Changes will include improved coordination and efficiency. The regulatory package will be simplified with better worker protection. There will also be improved health and safety standards on small construction sites. There will be a replacement of the CDM-Coordinator role with a new role, that of the ‘Principal Designer’ (PD). The difference in the two roles will be to do with control and influence over the design, and the new appointed PD role will be more beneficial to the project as a whole. There is the view that the current role adds costs with little added value. The regulations will be structured so they are more straight forward, structured and easier to understand. There is the proposal to remove the current CDM ACoP and put in its place a clearer guidance on its interpretation. This is so everybody will understand what needs to be done to comply with the law. One approach will be to make the current CDM less bureaucratic with the aim to achieve improved standards. There will also be a focus on making clients more central to the construction project and encouraging them to take an active role in making sure that their project is managed properly to their requirements and to health and safety law.
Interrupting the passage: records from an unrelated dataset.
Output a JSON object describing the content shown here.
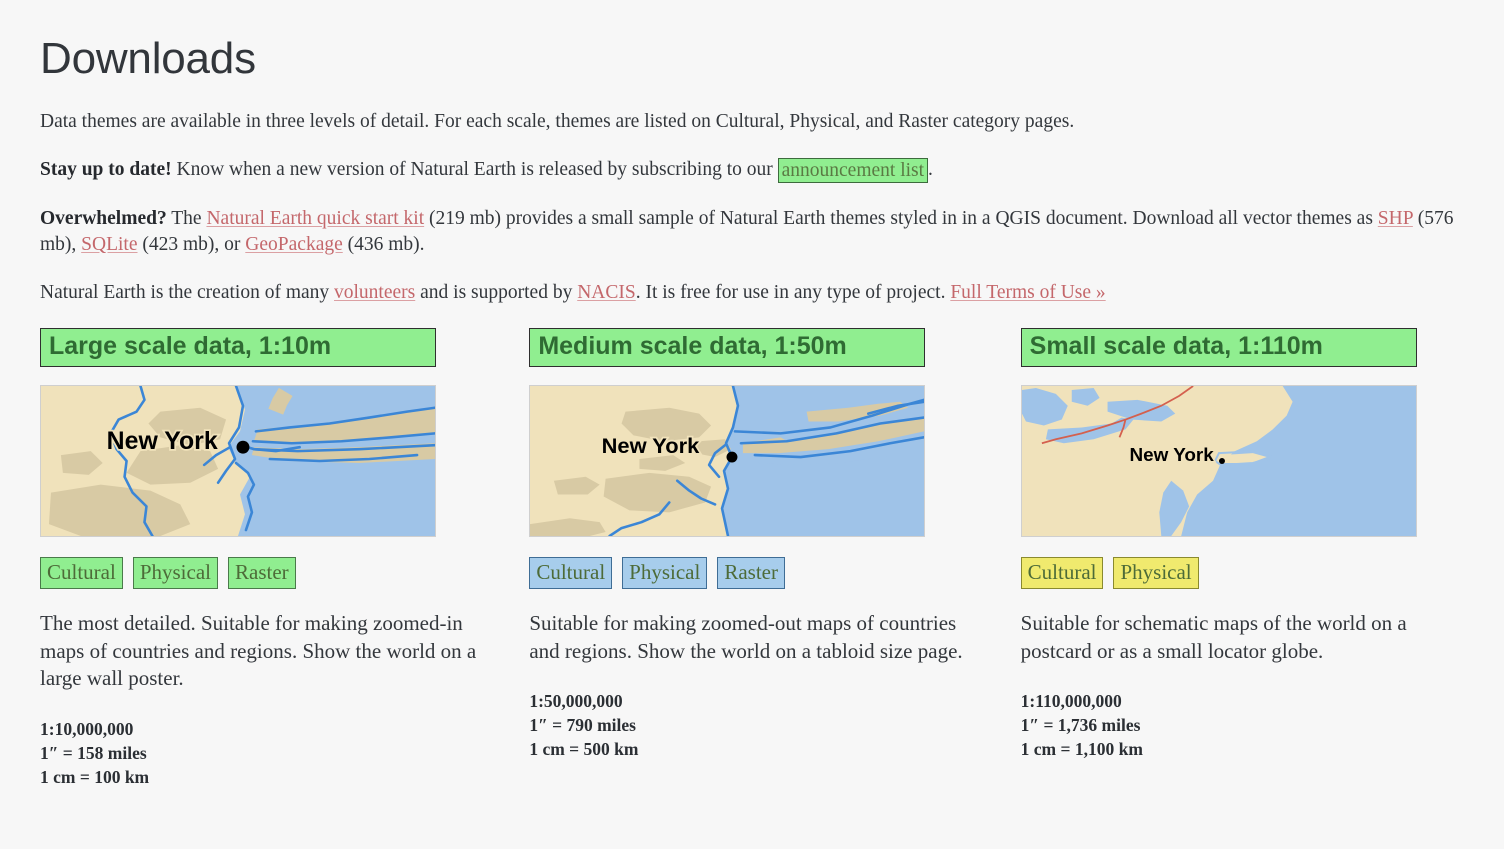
{
  "page": {
    "title": "Downloads",
    "background_color": "#f7f7f7",
    "link_color": "#c4676b"
  },
  "intro": {
    "p1": "Data themes are available in three levels of detail. For each scale, themes are listed on Cultural, Physical, and Raster category pages.",
    "p2_lead": "Stay up to date!",
    "p2_text": " Know when a new version of Natural Earth is released by subscribing to our ",
    "p2_link": "announcement list",
    "p2_tail": ".",
    "p3_lead": "Overwhelmed?",
    "p3_a": " The ",
    "p3_link1": "Natural Earth quick start kit",
    "p3_b": " (219 mb) provides a small sample of Natural Earth themes styled in in a QGIS document. Download all vector themes as ",
    "p3_link2": "SHP",
    "p3_c": " (576 mb), ",
    "p3_link3": "SQLite",
    "p3_d": " (423 mb), or ",
    "p3_link4": "GeoPackage",
    "p3_e": " (436 mb).",
    "p4_a": "Natural Earth is the creation of many ",
    "p4_link1": "volunteers",
    "p4_b": " and is supported by ",
    "p4_link2": "NACIS",
    "p4_c": ". It is free for use in any type of project. ",
    "p4_link3": "Full Terms of Use »"
  },
  "columns": [
    {
      "header": "Large scale data, 1:10m",
      "map_label": "New York",
      "badge_style": "green",
      "badges": [
        "Cultural",
        "Physical",
        "Raster"
      ],
      "description": "The most detailed. Suitable for making zoomed-in maps of countries and regions. Show the world on a large wall poster.",
      "scale_ratio": "1:10,000,000",
      "scale_inch": "1″ = 158 miles",
      "scale_cm": "1 cm = 100 km"
    },
    {
      "header": "Medium scale data, 1:50m",
      "map_label": "New York",
      "badge_style": "blue",
      "badges": [
        "Cultural",
        "Physical",
        "Raster"
      ],
      "description": "Suitable for making zoomed-out maps of countries and regions. Show the world on a tabloid size page.",
      "scale_ratio": "1:50,000,000",
      "scale_inch": "1″ = 790 miles",
      "scale_cm": "1 cm = 500 km"
    },
    {
      "header": "Small scale data, 1:110m",
      "map_label": "New York",
      "badge_style": "yellow",
      "badges": [
        "Cultural",
        "Physical"
      ],
      "description": "Suitable for schematic maps of the world on a postcard or as a small locator globe.",
      "scale_ratio": "1:110,000,000",
      "scale_inch": "1″ = 1,736 miles",
      "scale_cm": "1 cm = 1,100 km"
    }
  ],
  "map_colors": {
    "land": "#f0e2bb",
    "water": "#9fc3e8",
    "urban": "#d8caa4",
    "river": "#3b86d6",
    "border": "#d4604e",
    "city_dot": "#000000"
  }
}
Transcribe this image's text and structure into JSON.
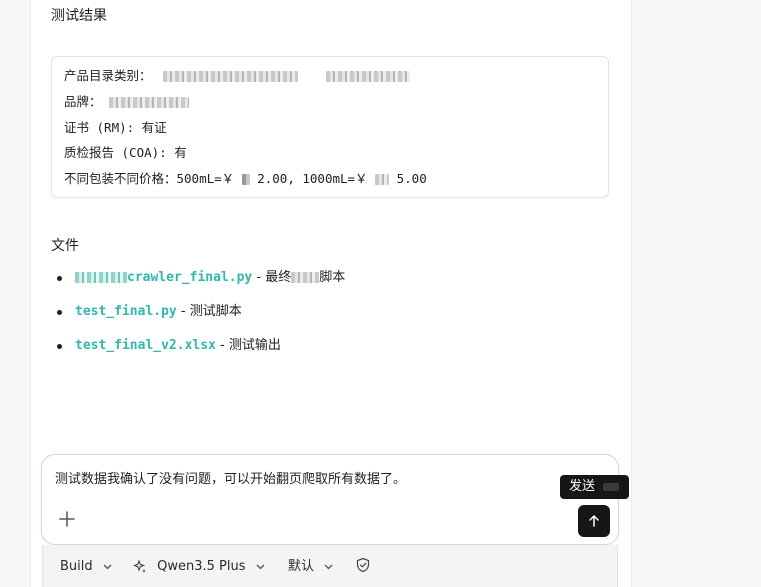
{
  "content": {
    "test_results_heading": "测试结果",
    "code_lines": [
      "产品目录类别：",
      "品牌：",
      "证书 (RM): 有证",
      "质检报告 (COA): 有",
      "不同包装不同价格：500mL=￥",
      "2.00, 1000mL=￥",
      "5.00"
    ],
    "files_heading": "文件",
    "files": [
      {
        "name": "crawler_final.py",
        "desc": " - 最终",
        "desc_suffix": "脚本"
      },
      {
        "name": "test_final.py",
        "desc": " - 测试脚本"
      },
      {
        "name": "test_final_v2.xlsx",
        "desc": " - 测试输出"
      }
    ]
  },
  "composer": {
    "message": "测试数据我确认了没有问题，可以开始翻页爬取所有数据了。",
    "send_tooltip": "发送",
    "plus_icon": "plus-icon",
    "send_icon": "arrow-up-icon"
  },
  "toolbar": {
    "mode": "Build",
    "model": "Qwen3.5 Plus",
    "variant": "默认",
    "icons": [
      "chevron-down-icon",
      "sparkle-icon",
      "shield-check-icon"
    ]
  },
  "colors": {
    "link": "#2fb8ad",
    "send_button": "#161616",
    "background": "#f7f7f8"
  }
}
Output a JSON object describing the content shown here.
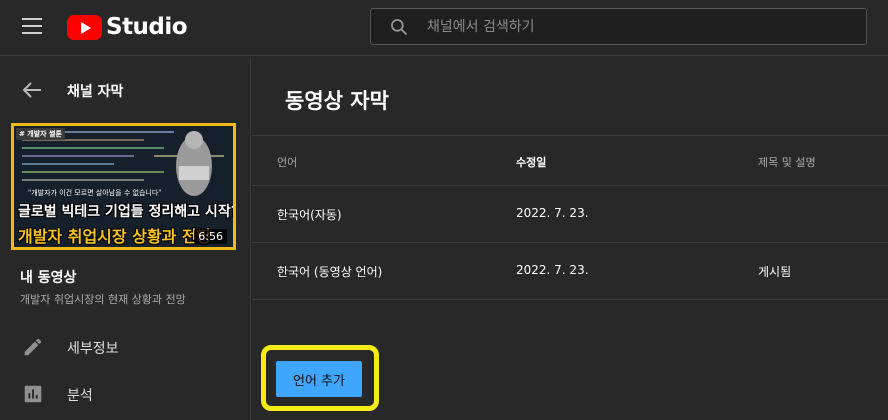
{
  "header": {
    "app_name": "Studio",
    "search": {
      "placeholder": "채널에서 검색하기"
    }
  },
  "sidebar": {
    "back_label": "채널 자막",
    "video": {
      "thumbnail": {
        "tag": "# 개발자 썰툰",
        "quote": "\"개발자가 이건 모르면 살아남을 수 없습니다\"",
        "headline": "글로벌 빅테크 기업들 정리해고 시작?",
        "subheadline": "개발자 취업시장 상황과 전망",
        "duration": "6:56"
      },
      "title": "내 동영상",
      "subtitle": "개발자 취업시장의 현재 상황과 전망"
    },
    "nav": [
      {
        "label": "세부정보",
        "icon": "pencil-icon"
      },
      {
        "label": "분석",
        "icon": "analytics-icon"
      }
    ]
  },
  "main": {
    "title": "동영상 자막",
    "table": {
      "columns": [
        "언어",
        "수정일",
        "제목 및 설명"
      ],
      "rows": [
        {
          "language": "한국어(자동)",
          "modified": "2022. 7. 23.",
          "title_desc": ""
        },
        {
          "language": "한국어 (동영상 언어)",
          "modified": "2022. 7. 23.",
          "title_desc": "게시됨"
        }
      ]
    },
    "add_language_label": "언어 추가"
  },
  "colors": {
    "background": "#282828",
    "accent": "#3ea6ff",
    "brand": "#ff0000",
    "highlight": "#f4ec14"
  }
}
The construction industry is one of the most dangerous sectors to work in and so there is the continuous need to improve the health and safety of this environment. From 2007/08 to 2011/12 there has been an average of 53 fatalities to workers from accidents. There has been, over a 3 year average, 31,000 new cases of occupational disease/ill health. Ill health can include musculoskeletal disorders, dermatitis or asbestosis. Occupational asthma is also a risk factor. Manual handling, ie lifting heavy and awkward loads can cause injury to the joints and muscles. Noise can cause hearing loss and vibration can cause e hand-arm vibration syndrome which is damage to the nerves and blood vessels. Exposure to cements and solvents can cause dermatitis. Falls from heights, entrapment or accidents from machinery are other concerns. However, these things are easily preventable if one takes precautions, reads up on the law and uses Personal Protective Equipment (PPE). The key requirements on any construction site is to ensure that health and safety risks are assessed and there is responsible planning, organisation, controlling, monitoring and reviewing.